##### MATERIAL SHOWN #####

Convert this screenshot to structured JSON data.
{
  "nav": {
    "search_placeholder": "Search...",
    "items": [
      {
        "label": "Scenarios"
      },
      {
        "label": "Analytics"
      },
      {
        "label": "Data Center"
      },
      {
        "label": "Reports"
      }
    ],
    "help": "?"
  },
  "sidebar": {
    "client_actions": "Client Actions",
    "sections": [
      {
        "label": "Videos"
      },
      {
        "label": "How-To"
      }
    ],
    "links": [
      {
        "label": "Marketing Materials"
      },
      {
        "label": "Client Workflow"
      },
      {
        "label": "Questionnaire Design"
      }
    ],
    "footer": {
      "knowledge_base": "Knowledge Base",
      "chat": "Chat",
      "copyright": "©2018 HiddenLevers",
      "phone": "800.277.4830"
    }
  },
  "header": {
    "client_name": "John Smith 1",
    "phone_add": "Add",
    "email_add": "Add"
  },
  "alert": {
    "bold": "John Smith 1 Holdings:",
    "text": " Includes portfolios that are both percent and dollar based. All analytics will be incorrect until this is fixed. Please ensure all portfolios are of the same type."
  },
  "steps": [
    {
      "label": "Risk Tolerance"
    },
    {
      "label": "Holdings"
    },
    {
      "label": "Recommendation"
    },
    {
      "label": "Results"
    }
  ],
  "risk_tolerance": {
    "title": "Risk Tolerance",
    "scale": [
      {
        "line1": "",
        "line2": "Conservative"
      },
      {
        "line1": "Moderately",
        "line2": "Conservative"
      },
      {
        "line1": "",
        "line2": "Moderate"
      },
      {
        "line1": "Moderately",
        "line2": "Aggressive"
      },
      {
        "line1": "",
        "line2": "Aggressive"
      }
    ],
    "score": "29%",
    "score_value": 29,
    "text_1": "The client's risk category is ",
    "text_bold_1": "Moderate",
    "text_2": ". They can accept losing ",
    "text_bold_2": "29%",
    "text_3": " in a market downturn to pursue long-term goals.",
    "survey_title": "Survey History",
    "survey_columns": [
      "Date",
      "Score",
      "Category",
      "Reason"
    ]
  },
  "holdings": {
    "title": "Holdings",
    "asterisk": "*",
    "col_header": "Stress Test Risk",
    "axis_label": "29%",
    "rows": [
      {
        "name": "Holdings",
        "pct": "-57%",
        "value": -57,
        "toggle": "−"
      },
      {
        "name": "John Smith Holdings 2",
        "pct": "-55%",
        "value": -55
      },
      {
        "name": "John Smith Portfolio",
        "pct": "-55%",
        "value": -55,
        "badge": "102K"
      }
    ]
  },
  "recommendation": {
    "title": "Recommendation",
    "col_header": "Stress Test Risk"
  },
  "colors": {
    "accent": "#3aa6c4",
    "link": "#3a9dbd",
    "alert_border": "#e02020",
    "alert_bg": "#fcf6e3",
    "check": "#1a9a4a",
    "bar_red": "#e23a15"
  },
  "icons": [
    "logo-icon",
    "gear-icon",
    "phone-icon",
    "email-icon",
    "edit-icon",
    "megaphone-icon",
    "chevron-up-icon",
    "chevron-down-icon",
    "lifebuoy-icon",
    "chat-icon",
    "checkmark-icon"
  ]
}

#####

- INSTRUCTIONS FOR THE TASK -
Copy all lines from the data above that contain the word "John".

- REPLY -
    "client_name": "John Smith 1",
    "bold": "John Smith 1 Holdings:",
        "name": "John Smith Holdings 2",
        "name": "John Smith Portfolio",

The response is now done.